Israeli Gen. Oren Shahor and Palestinian negotiator Jamil Tarifi signed the 22-page agreement, which gives the Palestinians administrative control over the areas of agriculture, postal services, insurance, gasoline, industry and commerce, labor, municipal affairs and statistics.

Israel officially recognized Palestinian rights to water sources in the West Bank. In turn, the Palestinians agreed to defer the issue of who would have ultimate control over water resources until the permanent-status negotiations slated to start next year. The two sides were expected to discuss water allocation issues for the interim period during their talks in Eilat this week.

Ross also said the Clinton administration is planning two major conferences to help raise $100 million in aid for the Palestinian Authority, according to Israeli Radio.

Meanwhile, the fourth victim of last week's Jerusalem bus bombing was laid to rest after her body was identified last Friday.
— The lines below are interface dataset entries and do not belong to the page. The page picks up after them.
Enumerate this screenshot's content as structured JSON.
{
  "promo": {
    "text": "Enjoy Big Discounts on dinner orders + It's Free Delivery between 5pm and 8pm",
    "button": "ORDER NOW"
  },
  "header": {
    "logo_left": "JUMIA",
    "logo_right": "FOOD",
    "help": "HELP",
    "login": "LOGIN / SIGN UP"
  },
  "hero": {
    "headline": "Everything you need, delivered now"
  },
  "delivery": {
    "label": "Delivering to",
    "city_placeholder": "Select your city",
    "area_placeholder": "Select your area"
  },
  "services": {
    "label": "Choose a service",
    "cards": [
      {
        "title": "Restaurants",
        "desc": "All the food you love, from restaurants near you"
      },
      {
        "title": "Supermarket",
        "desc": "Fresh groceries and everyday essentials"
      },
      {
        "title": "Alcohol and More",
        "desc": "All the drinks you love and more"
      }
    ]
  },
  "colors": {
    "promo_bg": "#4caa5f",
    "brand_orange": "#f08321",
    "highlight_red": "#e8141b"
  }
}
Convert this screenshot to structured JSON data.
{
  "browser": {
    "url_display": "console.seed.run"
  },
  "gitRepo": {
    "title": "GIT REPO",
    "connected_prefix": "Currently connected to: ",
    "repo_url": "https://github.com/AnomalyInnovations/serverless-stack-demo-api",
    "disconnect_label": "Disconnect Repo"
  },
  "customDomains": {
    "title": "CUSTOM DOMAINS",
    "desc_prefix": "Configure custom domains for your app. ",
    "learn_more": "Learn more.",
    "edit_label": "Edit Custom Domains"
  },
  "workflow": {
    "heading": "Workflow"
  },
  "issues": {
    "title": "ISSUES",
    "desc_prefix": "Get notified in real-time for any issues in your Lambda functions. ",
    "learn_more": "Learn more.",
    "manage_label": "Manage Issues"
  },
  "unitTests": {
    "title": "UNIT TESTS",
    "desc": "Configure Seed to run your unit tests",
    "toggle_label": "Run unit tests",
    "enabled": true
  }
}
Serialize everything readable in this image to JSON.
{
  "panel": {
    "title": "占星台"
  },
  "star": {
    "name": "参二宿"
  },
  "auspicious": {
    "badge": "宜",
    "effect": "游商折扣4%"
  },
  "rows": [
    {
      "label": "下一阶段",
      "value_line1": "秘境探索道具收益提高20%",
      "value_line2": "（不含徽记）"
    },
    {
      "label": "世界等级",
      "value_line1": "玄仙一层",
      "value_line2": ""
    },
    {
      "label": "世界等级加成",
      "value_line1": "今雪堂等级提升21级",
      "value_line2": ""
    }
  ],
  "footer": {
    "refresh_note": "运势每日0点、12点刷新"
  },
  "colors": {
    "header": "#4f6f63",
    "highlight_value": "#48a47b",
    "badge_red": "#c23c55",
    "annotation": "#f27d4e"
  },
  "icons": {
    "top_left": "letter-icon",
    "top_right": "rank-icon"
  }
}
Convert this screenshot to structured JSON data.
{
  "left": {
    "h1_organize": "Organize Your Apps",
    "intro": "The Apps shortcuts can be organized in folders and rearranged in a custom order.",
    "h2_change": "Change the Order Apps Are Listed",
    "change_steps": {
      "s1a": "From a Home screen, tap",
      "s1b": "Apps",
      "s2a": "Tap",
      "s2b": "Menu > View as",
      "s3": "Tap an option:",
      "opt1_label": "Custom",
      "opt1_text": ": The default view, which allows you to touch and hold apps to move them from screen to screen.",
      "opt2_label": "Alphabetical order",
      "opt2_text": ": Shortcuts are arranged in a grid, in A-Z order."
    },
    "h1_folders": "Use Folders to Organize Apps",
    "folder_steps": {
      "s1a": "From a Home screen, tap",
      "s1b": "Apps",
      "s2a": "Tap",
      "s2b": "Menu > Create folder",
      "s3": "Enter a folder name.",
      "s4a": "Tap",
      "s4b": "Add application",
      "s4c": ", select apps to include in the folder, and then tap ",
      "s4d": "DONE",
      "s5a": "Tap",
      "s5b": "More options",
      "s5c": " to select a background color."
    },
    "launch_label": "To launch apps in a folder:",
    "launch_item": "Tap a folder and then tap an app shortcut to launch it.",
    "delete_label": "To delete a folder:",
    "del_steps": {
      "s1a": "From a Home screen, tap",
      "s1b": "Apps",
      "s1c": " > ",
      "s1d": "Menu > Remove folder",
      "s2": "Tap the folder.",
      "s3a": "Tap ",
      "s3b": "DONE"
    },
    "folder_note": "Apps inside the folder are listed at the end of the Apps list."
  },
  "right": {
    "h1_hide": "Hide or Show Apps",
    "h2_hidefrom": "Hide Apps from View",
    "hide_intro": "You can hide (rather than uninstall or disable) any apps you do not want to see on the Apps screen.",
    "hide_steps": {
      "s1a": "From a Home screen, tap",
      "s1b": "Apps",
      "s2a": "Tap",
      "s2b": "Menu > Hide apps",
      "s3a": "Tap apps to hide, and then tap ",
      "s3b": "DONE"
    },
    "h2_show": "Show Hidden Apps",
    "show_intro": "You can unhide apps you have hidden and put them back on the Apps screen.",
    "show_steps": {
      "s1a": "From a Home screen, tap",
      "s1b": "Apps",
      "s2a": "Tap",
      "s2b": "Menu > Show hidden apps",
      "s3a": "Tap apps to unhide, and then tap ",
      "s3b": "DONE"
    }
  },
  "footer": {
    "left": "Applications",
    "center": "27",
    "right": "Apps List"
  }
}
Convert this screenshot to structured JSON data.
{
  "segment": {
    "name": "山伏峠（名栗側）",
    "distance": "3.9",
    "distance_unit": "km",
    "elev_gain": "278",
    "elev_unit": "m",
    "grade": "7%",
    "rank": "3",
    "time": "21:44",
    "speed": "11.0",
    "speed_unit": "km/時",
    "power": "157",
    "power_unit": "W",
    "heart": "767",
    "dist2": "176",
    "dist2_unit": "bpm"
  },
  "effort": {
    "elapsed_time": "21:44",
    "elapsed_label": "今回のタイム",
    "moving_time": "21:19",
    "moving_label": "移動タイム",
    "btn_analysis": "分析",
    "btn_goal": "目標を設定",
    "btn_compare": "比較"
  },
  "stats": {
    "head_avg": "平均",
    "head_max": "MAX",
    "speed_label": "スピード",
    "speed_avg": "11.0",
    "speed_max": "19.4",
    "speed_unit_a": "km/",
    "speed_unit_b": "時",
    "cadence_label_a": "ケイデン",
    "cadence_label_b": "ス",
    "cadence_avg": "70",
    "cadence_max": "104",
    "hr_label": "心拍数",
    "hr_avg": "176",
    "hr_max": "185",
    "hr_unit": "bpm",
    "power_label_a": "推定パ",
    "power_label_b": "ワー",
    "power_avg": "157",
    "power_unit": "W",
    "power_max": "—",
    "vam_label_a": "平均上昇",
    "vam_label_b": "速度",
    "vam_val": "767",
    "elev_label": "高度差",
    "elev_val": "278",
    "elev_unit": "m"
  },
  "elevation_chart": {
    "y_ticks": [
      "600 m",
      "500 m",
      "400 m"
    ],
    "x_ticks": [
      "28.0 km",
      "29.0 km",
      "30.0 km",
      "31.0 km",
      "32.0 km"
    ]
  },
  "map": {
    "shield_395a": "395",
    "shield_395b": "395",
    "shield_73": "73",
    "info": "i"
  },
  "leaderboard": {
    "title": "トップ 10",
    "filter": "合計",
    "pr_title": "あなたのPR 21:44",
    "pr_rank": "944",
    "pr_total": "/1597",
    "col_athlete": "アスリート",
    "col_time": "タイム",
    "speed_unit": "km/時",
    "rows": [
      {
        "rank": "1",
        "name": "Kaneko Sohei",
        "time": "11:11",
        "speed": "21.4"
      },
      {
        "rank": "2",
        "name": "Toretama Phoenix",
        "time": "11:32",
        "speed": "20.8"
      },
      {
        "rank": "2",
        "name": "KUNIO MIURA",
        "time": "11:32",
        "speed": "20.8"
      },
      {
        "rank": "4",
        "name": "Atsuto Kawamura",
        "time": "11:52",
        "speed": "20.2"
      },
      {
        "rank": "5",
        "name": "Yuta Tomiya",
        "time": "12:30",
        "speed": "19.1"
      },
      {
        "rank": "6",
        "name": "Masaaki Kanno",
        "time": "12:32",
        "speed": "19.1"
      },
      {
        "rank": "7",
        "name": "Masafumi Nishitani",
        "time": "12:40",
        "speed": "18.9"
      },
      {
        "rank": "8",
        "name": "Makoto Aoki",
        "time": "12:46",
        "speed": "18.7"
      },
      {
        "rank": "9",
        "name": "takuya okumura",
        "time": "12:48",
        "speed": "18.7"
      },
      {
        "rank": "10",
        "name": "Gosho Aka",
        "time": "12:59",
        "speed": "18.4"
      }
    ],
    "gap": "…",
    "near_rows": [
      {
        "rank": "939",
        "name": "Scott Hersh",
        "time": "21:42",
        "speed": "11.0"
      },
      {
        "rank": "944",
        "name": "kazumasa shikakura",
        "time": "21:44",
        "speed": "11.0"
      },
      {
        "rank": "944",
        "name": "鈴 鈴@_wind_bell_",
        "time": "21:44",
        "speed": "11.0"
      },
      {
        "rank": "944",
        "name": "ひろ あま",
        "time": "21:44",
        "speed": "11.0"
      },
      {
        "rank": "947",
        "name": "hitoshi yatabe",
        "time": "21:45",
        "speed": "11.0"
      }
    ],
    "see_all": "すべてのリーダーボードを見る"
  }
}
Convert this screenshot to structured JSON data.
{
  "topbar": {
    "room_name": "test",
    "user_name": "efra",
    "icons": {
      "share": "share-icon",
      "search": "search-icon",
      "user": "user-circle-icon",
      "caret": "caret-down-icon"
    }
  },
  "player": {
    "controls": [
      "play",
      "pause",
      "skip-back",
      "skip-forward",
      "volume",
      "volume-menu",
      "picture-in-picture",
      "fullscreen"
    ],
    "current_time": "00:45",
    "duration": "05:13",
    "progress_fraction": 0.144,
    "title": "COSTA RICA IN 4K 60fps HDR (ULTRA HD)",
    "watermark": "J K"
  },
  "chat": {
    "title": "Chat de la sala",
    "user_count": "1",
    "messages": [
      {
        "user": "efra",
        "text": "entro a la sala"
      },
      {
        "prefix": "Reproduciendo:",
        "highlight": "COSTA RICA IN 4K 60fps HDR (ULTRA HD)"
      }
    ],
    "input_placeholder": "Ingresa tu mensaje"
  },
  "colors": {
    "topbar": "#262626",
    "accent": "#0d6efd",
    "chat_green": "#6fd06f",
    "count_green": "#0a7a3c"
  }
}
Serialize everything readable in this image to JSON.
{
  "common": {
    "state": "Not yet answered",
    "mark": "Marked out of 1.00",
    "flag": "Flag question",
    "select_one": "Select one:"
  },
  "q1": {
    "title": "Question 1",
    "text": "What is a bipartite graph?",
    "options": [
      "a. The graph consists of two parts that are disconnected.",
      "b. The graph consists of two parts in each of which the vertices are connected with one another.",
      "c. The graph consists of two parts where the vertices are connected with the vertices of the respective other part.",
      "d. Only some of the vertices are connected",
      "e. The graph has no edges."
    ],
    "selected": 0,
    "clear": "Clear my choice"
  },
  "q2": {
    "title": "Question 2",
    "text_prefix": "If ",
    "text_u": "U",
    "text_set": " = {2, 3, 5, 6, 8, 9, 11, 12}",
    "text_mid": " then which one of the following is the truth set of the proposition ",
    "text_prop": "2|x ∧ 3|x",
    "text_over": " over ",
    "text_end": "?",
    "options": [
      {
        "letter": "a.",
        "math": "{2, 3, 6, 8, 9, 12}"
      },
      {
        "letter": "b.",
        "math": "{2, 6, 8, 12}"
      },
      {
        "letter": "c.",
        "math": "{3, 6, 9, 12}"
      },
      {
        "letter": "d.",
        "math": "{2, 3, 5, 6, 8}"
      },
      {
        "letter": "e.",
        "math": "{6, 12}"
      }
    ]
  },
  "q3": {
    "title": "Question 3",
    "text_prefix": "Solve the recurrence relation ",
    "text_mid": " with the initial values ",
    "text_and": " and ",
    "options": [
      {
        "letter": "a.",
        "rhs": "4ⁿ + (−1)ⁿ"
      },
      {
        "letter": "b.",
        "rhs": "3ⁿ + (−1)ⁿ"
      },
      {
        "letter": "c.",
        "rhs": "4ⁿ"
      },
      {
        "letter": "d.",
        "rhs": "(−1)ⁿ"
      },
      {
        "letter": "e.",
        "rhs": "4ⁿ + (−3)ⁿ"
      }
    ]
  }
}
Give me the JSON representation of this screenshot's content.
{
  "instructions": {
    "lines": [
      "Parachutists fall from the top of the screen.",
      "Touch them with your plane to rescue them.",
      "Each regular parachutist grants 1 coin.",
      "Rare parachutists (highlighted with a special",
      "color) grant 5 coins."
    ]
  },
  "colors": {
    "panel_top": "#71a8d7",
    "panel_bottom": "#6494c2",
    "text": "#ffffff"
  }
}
Family members of Hannah Na'eh, 45, of Jerusalem identified her after pictures of the body were published in the media last week. A divorced mother of three from a deeply religious family, she lost contact with them after ceasing to be observant.

A memorial service was held Sunday night for the victims of last week's bomb attack. The service, held at the site of the bombing in Jerusalem's Ramat Eshkol neighborhood, was organized by the Likud opposition party.